(Records from a dataset)
--- START ---

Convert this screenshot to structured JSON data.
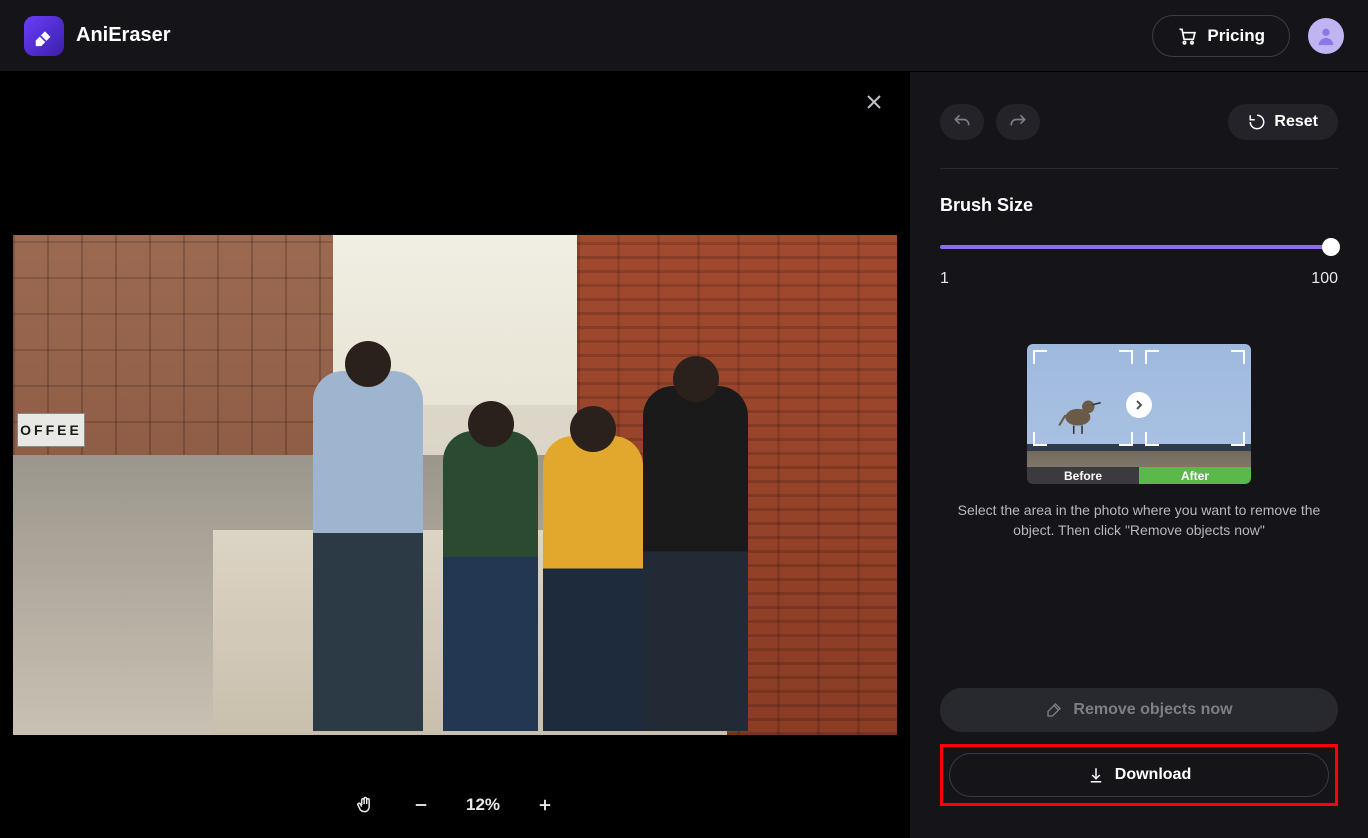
{
  "header": {
    "brand": "AniEraser",
    "pricing_label": "Pricing"
  },
  "canvas": {
    "coffee_sign": "OFFEE",
    "zoom": {
      "value": "12%"
    }
  },
  "sidebar": {
    "reset_label": "Reset",
    "brush_title": "Brush Size",
    "brush_min": "1",
    "brush_max": "100",
    "demo": {
      "before_label": "Before",
      "after_label": "After"
    },
    "instruction": "Select the area in the photo where you want to remove the object. Then click \"Remove objects now\"",
    "remove_label": "Remove objects now",
    "download_label": "Download"
  }
}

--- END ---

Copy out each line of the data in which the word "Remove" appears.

> [ANSWER TO THE PROBLEM]
    "instruction": "Select the area in the photo where you want to remove the object. Then click \"Remove objects now\"",
    "remove_label": "Remove objects now",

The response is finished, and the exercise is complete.